Information provided:
___
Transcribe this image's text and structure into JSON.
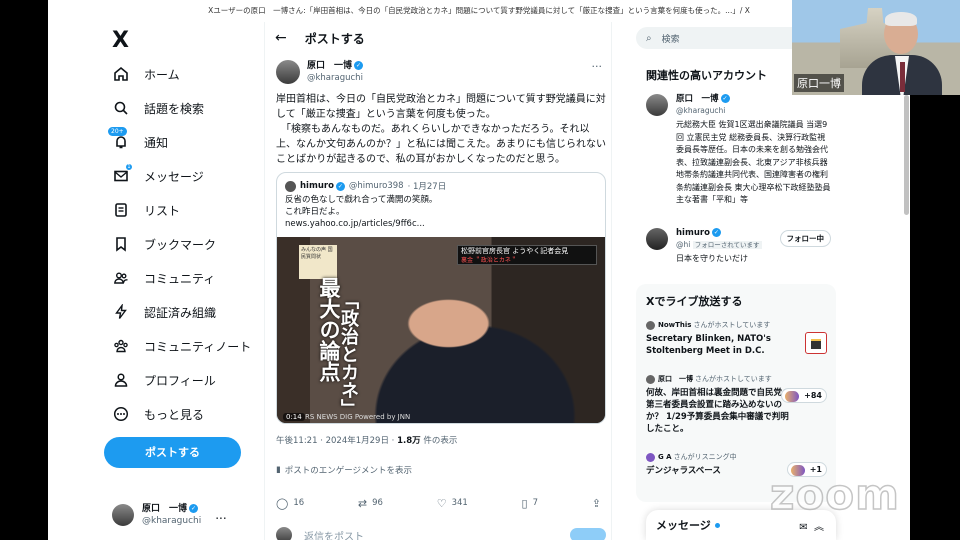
{
  "window": {
    "title": "Xユーザーの原口　一博さん:「岸田首相は、今日の「自民党政治とカネ」問題について質す野党議員に対して「厳正な捜査」という言葉を何度も使った。...」/ X"
  },
  "nav": {
    "logo": "X",
    "items": [
      {
        "label": "ホーム",
        "icon": "home-icon"
      },
      {
        "label": "話題を検索",
        "icon": "search-icon"
      },
      {
        "label": "通知",
        "icon": "bell-icon",
        "badge": "20+"
      },
      {
        "label": "メッセージ",
        "icon": "envelope-icon",
        "badge": "1"
      },
      {
        "label": "リスト",
        "icon": "list-icon"
      },
      {
        "label": "ブックマーク",
        "icon": "bookmark-icon"
      },
      {
        "label": "コミュニティ",
        "icon": "people-icon"
      },
      {
        "label": "認証済み組織",
        "icon": "lightning-icon"
      },
      {
        "label": "コミュニティノート",
        "icon": "community-notes-icon"
      },
      {
        "label": "プロフィール",
        "icon": "person-icon"
      },
      {
        "label": "もっと見る",
        "icon": "more-circle-icon"
      }
    ],
    "post_button": "ポストする",
    "account": {
      "name": "原口　一博",
      "handle": "@kharaguchi",
      "more": "..."
    }
  },
  "main": {
    "header": {
      "back": "←",
      "title": "ポストする"
    },
    "post": {
      "author_name": "原口　一博",
      "author_handle": "@kharaguchi",
      "more": "···",
      "text_lines": [
        "岸田首相は、今日の「自民党政治とカネ」問題について質す野党議員に対",
        "して「厳正な捜査」という言葉を何度も使った。",
        "　「検察もあんなものだ。あれくらいしかできなかっただろう。それ以",
        "上、なんか文句あんのか？」と私には聞こえた。あまりにも信じられない",
        "ことばかりが起きるので、私の耳がおかしくなったのだと思う。"
      ],
      "quote": {
        "name": "himuro",
        "handle": "@himuro398",
        "date": "· 1月27日",
        "lines": [
          "反省の色なしで戯れ合って満開の笑顔。",
          "これ昨日だよ。",
          "news.yahoo.co.jp/articles/9ff6c..."
        ],
        "video": {
          "banner": "みんなの声 国民質問状",
          "title_big": "最大の論点",
          "title_small": "「政治とカネ」",
          "newsbox_main": "松野前官房長官 ようやく記者会見",
          "newsbox_sub": "裏金 ＂政治とカネ＂",
          "caption": "RS NEWS DIG Powered by JNN",
          "duration": "0:14"
        }
      },
      "time": "午後11:21 · 2024年1月29日 · ",
      "views_count": "1.8万",
      "views_label": " 件の表示",
      "engagement": "ポストのエンゲージメントを表示",
      "actions": {
        "reply": "16",
        "repost": "96",
        "like": "341",
        "bookmark": "7"
      }
    },
    "reply_placeholder": "返信をポスト"
  },
  "right": {
    "search_placeholder": "検索",
    "related": {
      "title": "関連性の高いアカウント",
      "accounts": [
        {
          "name": "原口　一博",
          "handle": "@kharaguchi",
          "bio": "元総務大臣 佐賀1区選出衆議院議員 当選9回 立憲民主党 総務委員長、決算行政監視委員長等歴任。日本の未来を創る勉強会代表、拉致議連副会長、北東アジア非核兵器地帯条約議連共同代表、国連障害者の権利条約議連副会長 東大心理卒松下政経塾塾員　主な著書「平和」等"
        },
        {
          "name": "himuro",
          "handle": "@hi",
          "follows_you": "フォローされています",
          "follow_button": "フォロー中",
          "bio": "日本を守りたいだけ"
        }
      ]
    },
    "live": {
      "title": "Xでライブ放送する",
      "items": [
        {
          "host": "NowThis",
          "host_suffix": "さんがホストしています",
          "title": "Secretary Blinken, NATO's Stoltenberg Meet in D.C."
        },
        {
          "host": "原口　一博",
          "host_suffix": "さんがホストしています",
          "title": "何故、岸田首相は裏金問題で自民党の第三者委員会設置に踏み込めないのか？ 1/29予算委員会集中審議で判明したこと。",
          "count": "+84"
        },
        {
          "host": "G A",
          "host_suffix": "さんがリスニング中",
          "title": "デンジャラスベース",
          "count": "+1"
        }
      ]
    },
    "messages": {
      "title": "メッセージ"
    }
  },
  "webcam": {
    "name_label": "原口一博"
  },
  "overlay": {
    "zoom": "zoom"
  }
}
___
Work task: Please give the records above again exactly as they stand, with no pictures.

Response to this exercise:
Transcribe this image's text and structure into JSON.
{
  "window": {
    "title": "Xユーザーの原口　一博さん:「岸田首相は、今日の「自民党政治とカネ」問題について質す野党議員に対して「厳正な捜査」という言葉を何度も使った。...」/ X"
  },
  "nav": {
    "logo": "X",
    "items": [
      {
        "label": "ホーム",
        "icon": "home-icon"
      },
      {
        "label": "話題を検索",
        "icon": "search-icon"
      },
      {
        "label": "通知",
        "icon": "bell-icon",
        "badge": "20+"
      },
      {
        "label": "メッセージ",
        "icon": "envelope-icon",
        "badge": "1"
      },
      {
        "label": "リスト",
        "icon": "list-icon"
      },
      {
        "label": "ブックマーク",
        "icon": "bookmark-icon"
      },
      {
        "label": "コミュニティ",
        "icon": "people-icon"
      },
      {
        "label": "認証済み組織",
        "icon": "lightning-icon"
      },
      {
        "label": "コミュニティノート",
        "icon": "community-notes-icon"
      },
      {
        "label": "プロフィール",
        "icon": "person-icon"
      },
      {
        "label": "もっと見る",
        "icon": "more-circle-icon"
      }
    ],
    "post_button": "ポストする",
    "account": {
      "name": "原口　一博",
      "handle": "@kharaguchi",
      "more": "..."
    }
  },
  "main": {
    "header": {
      "back": "←",
      "title": "ポストする"
    },
    "post": {
      "author_name": "原口　一博",
      "author_handle": "@kharaguchi",
      "more": "···",
      "text_lines": [
        "岸田首相は、今日の「自民党政治とカネ」問題について質す野党議員に対",
        "して「厳正な捜査」という言葉を何度も使った。",
        "　「検察もあんなものだ。あれくらいしかできなかっただろう。それ以",
        "上、なんか文句あんのか？」と私には聞こえた。あまりにも信じられない",
        "ことばかりが起きるので、私の耳がおかしくなったのだと思う。"
      ],
      "quote": {
        "name": "himuro",
        "handle": "@himuro398",
        "date": "· 1月27日",
        "lines": [
          "反省の色なしで戯れ合って満開の笑顔。",
          "これ昨日だよ。",
          "news.yahoo.co.jp/articles/9ff6c..."
        ],
        "video": {
          "banner": "みんなの声 国民質問状",
          "title_big": "最大の論点",
          "title_small": "「政治とカネ」",
          "newsbox_main": "松野前官房長官 ようやく記者会見",
          "newsbox_sub": "裏金 ＂政治とカネ＂",
          "caption": "RS NEWS DIG Powered by JNN",
          "duration": "0:14"
        }
      },
      "time": "午後11:21 · 2024年1月29日 · ",
      "views_count": "1.8万",
      "views_label": " 件の表示",
      "engagement": "ポストのエンゲージメントを表示",
      "actions": {
        "reply": "16",
        "repost": "96",
        "like": "341",
        "bookmark": "7"
      }
    },
    "reply_placeholder": "返信をポスト"
  },
  "right": {
    "search_placeholder": "検索",
    "related": {
      "title": "関連性の高いアカウント",
      "accounts": [
        {
          "name": "原口　一博",
          "handle": "@kharaguchi",
          "bio": "元総務大臣 佐賀1区選出衆議院議員 当選9回 立憲民主党 総務委員長、決算行政監視委員長等歴任。日本の未来を創る勉強会代表、拉致議連副会長、北東アジア非核兵器地帯条約議連共同代表、国連障害者の権利条約議連副会長 東大心理卒松下政経塾塾員　主な著書「平和」等"
        },
        {
          "name": "himuro",
          "handle": "@hi",
          "follows_you": "フォローされています",
          "follow_button": "フォロー中",
          "bio": "日本を守りたいだけ"
        }
      ]
    },
    "live": {
      "title": "Xでライブ放送する",
      "items": [
        {
          "host": "NowThis",
          "host_suffix": "さんがホストしています",
          "title": "Secretary Blinken, NATO's Stoltenberg Meet in D.C."
        },
        {
          "host": "原口　一博",
          "host_suffix": "さんがホストしています",
          "title": "何故、岸田首相は裏金問題で自民党の第三者委員会設置に踏み込めないのか？ 1/29予算委員会集中審議で判明したこと。",
          "count": "+84"
        },
        {
          "host": "G A",
          "host_suffix": "さんがリスニング中",
          "title": "デンジャラスベース",
          "count": "+1"
        }
      ]
    },
    "messages": {
      "title": "メッセージ"
    }
  },
  "webcam": {
    "name_label": "原口一博"
  },
  "overlay": {
    "zoom": "zoom"
  }
}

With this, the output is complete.